Photo credit: Android Guide
I left Dr. Andreas Weigend’s session thinking we’d just participated in an experiment to fuel his Social Data Revolution project. But, then I realised that this is how he goes about his business, his life. He’s one big experiment, constantly honing his hypotheses about humans and how they interact with each other, things and the world around them. Head to weigend dot com and check out exactly what information he shares with the world. You could be amazed… You’re back. What do you think?
Andreas was fascinating to listen to and even more so, watch. There was something about him and the way he performed. Imagine perhaps part mad scientist, part artist and part detached observer. He’s also got quite an amazing resume. Instead of rattling it off, here’s his ‘about’.
Dr. Andreas Weigend studies the ongoing revolution in social data and its impact on consumers, business, and society. He teaches at Stanford University and directs the Social Data Lab. Andreas was the chief scientist of Amazon.com where he focused on building the customer-centric and measurement-focused culture that has been central to Amazon’s success.
He’s the type of guy that doesn’t fit into an hour and a half slot and probably not even into a day, give him the chance. And as a result he kind of brushed over the surface of a lot of subjects. But here are some fragmented thoughts that stuck:
– Community: people come for the benefits and stay for the community.
– Commerce: moved from e-commerce to me-commerce. Individuals as the centre of the architecture of interaction.
– Connection: purpose of information is to serve as an excuse for person to person communication.
– Markets are conversations and conversations have become markets.
– Collaborative consumption: is airbnb the social craigslist room lease section?
– He believes that people share online to get attention, not approval and from it breathes belonging and connection.

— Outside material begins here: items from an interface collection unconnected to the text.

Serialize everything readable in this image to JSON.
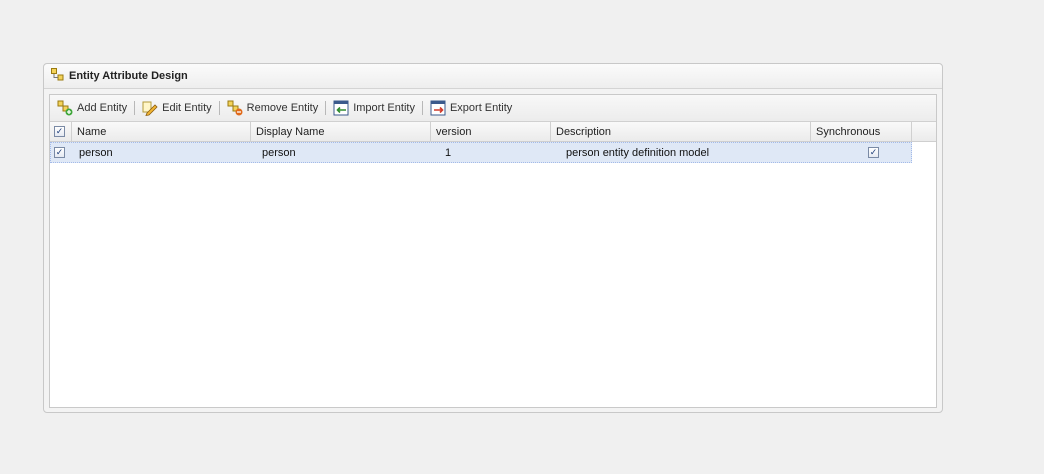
{
  "panel": {
    "title": "Entity Attribute Design"
  },
  "toolbar": {
    "add_label": "Add Entity",
    "edit_label": "Edit Entity",
    "remove_label": "Remove Entity",
    "import_label": "Import Entity",
    "export_label": "Export Entity"
  },
  "grid": {
    "columns": {
      "name": "Name",
      "display_name": "Display Name",
      "version": "version",
      "description": "Description",
      "synchronous": "Synchronous"
    },
    "rows": [
      {
        "name": "person",
        "display_name": "person",
        "version": "1",
        "description": "person entity definition model",
        "synchronous": true,
        "selected": true
      }
    ],
    "select_all_checked": true
  },
  "icons": {
    "panel": "entity-tree-icon",
    "add": "add-entity-icon",
    "edit": "edit-pencil-icon",
    "remove": "remove-entity-icon",
    "import": "import-icon",
    "export": "export-icon"
  }
}
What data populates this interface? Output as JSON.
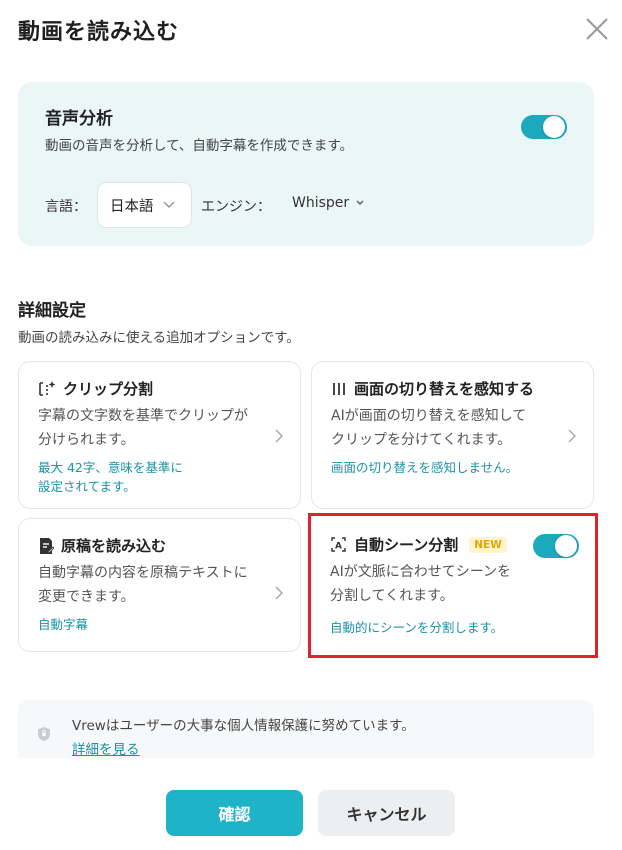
{
  "dialog": {
    "title": "動画を読み込む"
  },
  "audio_analysis": {
    "title": "音声分析",
    "description": "動画の音声を分析して、自動字幕を作成できます。",
    "toggle_on": true,
    "language_label": "言語：",
    "language_value": "日本語",
    "engine_label": "エンジン：",
    "engine_value": "Whisper"
  },
  "advanced": {
    "title": "詳細設定",
    "description": "動画の読み込みに使える追加オプションです。",
    "cards": [
      {
        "icon": "clip-split-icon",
        "title": "クリップ分割",
        "desc_line1": "字幕の文字数を基準でクリップが",
        "desc_line2": "分けられます。",
        "status_line1": "最大 42字、意味を基準に",
        "status_line2": "設定されてます。"
      },
      {
        "icon": "scene-change-icon",
        "title": "画面の切り替えを感知する",
        "desc_line1": "AIが画面の切り替えを感知して",
        "desc_line2": "クリップを分けてくれます。",
        "status_line1": "画面の切り替えを感知しません。"
      },
      {
        "icon": "script-import-icon",
        "title": "原稿を読み込む",
        "desc_line1": "自動字幕の内容を原稿テキストに",
        "desc_line2": "変更できます。",
        "status_line1": "自動字幕"
      },
      {
        "icon": "auto-scene-icon",
        "title": "自動シーン分割",
        "badge": "NEW",
        "toggle_on": true,
        "desc_line1": "AIが文脈に合わせてシーンを",
        "desc_line2": "分割してくれます。",
        "status_line1": "自動的にシーンを分割します。"
      }
    ]
  },
  "privacy": {
    "text": "Vrewはユーザーの大事な個人情報保護に努めています。",
    "link": "詳細を見る"
  },
  "buttons": {
    "confirm": "確認",
    "cancel": "キャンセル"
  },
  "colors": {
    "accent": "#1fb3c8",
    "status_text": "#1a93a6",
    "highlight": "#e0232a",
    "badge": "#e8a300"
  }
}
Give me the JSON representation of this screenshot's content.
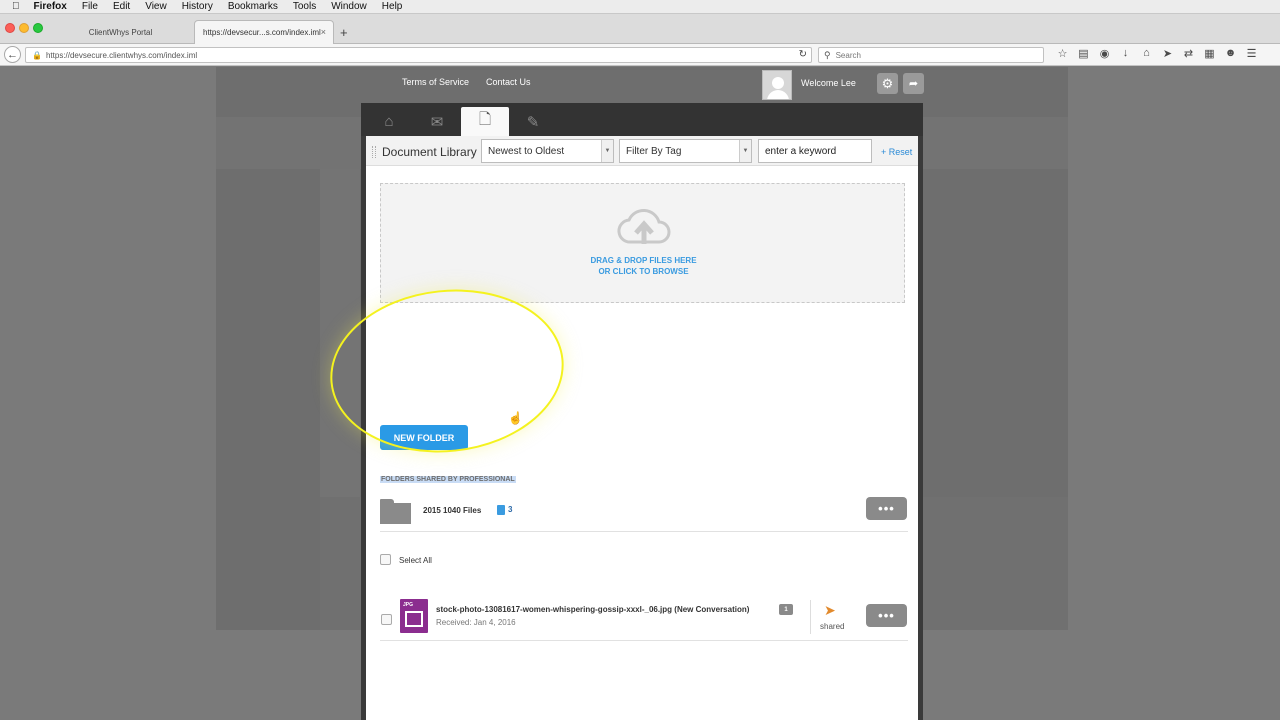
{
  "os_menu": {
    "apple_icon": "apple-icon",
    "items": [
      "Firefox",
      "File",
      "Edit",
      "View",
      "History",
      "Bookmarks",
      "Tools",
      "Window",
      "Help"
    ]
  },
  "browser": {
    "tabs": [
      {
        "title": "ClientWhys Portal",
        "active": false
      },
      {
        "title": "https://devsecur...s.com/index.iml",
        "active": true,
        "close": "×"
      }
    ],
    "new_tab": "+",
    "url": "https://devsecure.clientwhys.com/index.iml",
    "search_placeholder": "Search",
    "toolbar_icons": [
      "star-icon",
      "reading-list-icon",
      "pocket-icon",
      "download-icon",
      "home-icon",
      "send-icon",
      "back-forward-icon",
      "extension-icon",
      "chat-icon",
      "menu-icon"
    ]
  },
  "portal_header": {
    "terms": "Terms of Service",
    "contact": "Contact Us",
    "welcome": "Welcome Lee"
  },
  "modal": {
    "tabs": [
      {
        "icon": "home-icon"
      },
      {
        "icon": "chat-bubbles-icon"
      },
      {
        "icon": "documents-icon",
        "active": true
      },
      {
        "icon": "clipboard-signature-icon"
      }
    ]
  },
  "document_library": {
    "title": "Document Library",
    "sort_selected": "Newest to Oldest",
    "tag_filter_selected": "Filter By Tag",
    "keyword_value": "enter a keyword",
    "reset_label": "+ Reset",
    "dropzone_line1": "DRAG & DROP FILES HERE",
    "dropzone_line2": "OR CLICK TO BROWSE",
    "new_folder_label": "NEW FOLDER",
    "shared_heading": "FOLDERS SHARED BY PROFESSIONAL",
    "folders": [
      {
        "name": "2015 1040 Files",
        "file_count": "3",
        "more": "•••"
      }
    ],
    "select_all_label": "Select All",
    "files": [
      {
        "name": "stock-photo-13081617-women-whispering-gossip-xxxl-_06.jpg (New Conversation)",
        "type_label": "JPG",
        "comments": "1",
        "received": "Received: Jan 4, 2016",
        "shared_label": "shared",
        "more": "•••"
      }
    ]
  }
}
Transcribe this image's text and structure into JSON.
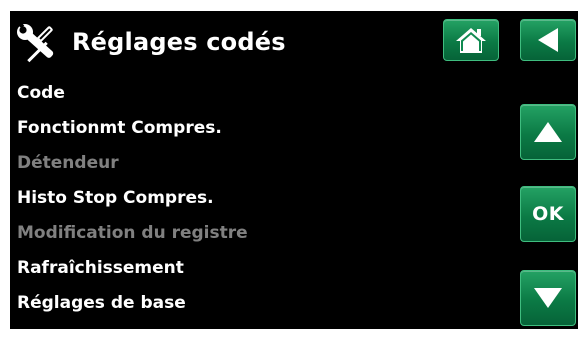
{
  "header": {
    "title": "Réglages codés",
    "icon": "tools-icon",
    "buttons": {
      "home": "home-icon",
      "back": "back-arrow-icon"
    }
  },
  "menu": {
    "items": [
      {
        "label": "Code",
        "enabled": true
      },
      {
        "label": "Fonctionmt Compres.",
        "enabled": true
      },
      {
        "label": "Détendeur",
        "enabled": false
      },
      {
        "label": "Histo Stop Compres.",
        "enabled": true
      },
      {
        "label": "Modification du registre",
        "enabled": false
      },
      {
        "label": "Rafraîchissement",
        "enabled": true
      },
      {
        "label": "Réglages de base",
        "enabled": true
      }
    ]
  },
  "nav": {
    "up_icon": "arrow-up-icon",
    "ok_label": "OK",
    "down_icon": "arrow-down-icon"
  },
  "colors": {
    "background": "#000000",
    "text": "#ffffff",
    "disabled_text": "#808080",
    "button": "#0b7a45",
    "button_border": "#3fbd7f"
  }
}
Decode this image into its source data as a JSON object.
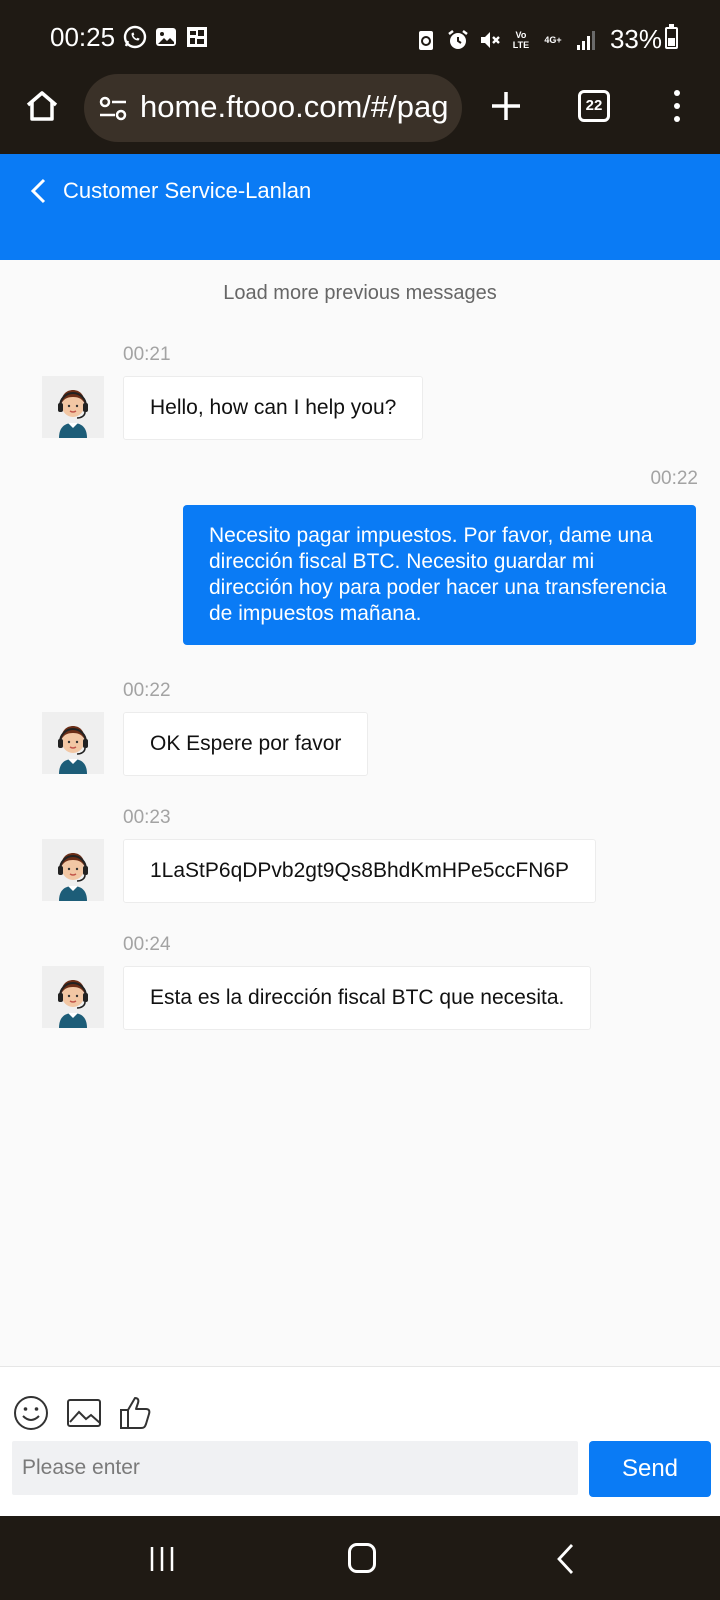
{
  "status_bar": {
    "time": "00:25",
    "left_icons": [
      "whatsapp-icon",
      "gallery-icon",
      "app-icon"
    ],
    "right_icons": [
      "battery-saver-icon",
      "alarm-icon",
      "mute-icon",
      "volte-icon",
      "4g-icon",
      "signal-icon"
    ],
    "volte_label": "Vo LTE",
    "network_label": "4G+",
    "battery": "33%"
  },
  "browser": {
    "url": "home.ftooo.com/#/pag",
    "tab_count": "22"
  },
  "header": {
    "title": "Customer Service-Lanlan",
    "color": "#0a7bf5"
  },
  "chat": {
    "load_more": "Load more previous messages",
    "messages": [
      {
        "sender": "agent",
        "time": "00:21",
        "text": "Hello, how can I help you?"
      },
      {
        "sender": "user",
        "time": "00:22",
        "text": "Necesito pagar impuestos. Por favor, dame una dirección fiscal BTC. Necesito guardar mi dirección hoy para poder hacer una transferencia de impuestos mañana."
      },
      {
        "sender": "agent",
        "time": "00:22",
        "text": "OK Espere por favor"
      },
      {
        "sender": "agent",
        "time": "00:23",
        "text": "1LaStP6qDPvb2gt9Qs8BhdKmHPe5ccFN6P"
      },
      {
        "sender": "agent",
        "time": "00:24",
        "text": "Esta es la dirección fiscal BTC que necesita."
      }
    ]
  },
  "composer": {
    "tools": [
      "emoji-icon",
      "image-icon",
      "thumbs-up-icon"
    ],
    "placeholder": "Please enter",
    "send_label": "Send"
  }
}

I thoroughly recommend having a peruse through all his content that he’s kindly made available online, start here and here. Most interesting to me is his five step process he developed because the companies he was working with were focusing on the collection and analysis of data, without first defining the real problem. He calls it PHAME (Problem, Hypothesis, Action, Metrics, Experiment). He says be doing this companies expand their focus beyond just the technical issue at hand.
I’ll leave you with the task he asked us to complete: what is the one greatest social data experience that had the greatest impact on your life? While you’re at it, add it to the experiment/film: socialdatafilm.com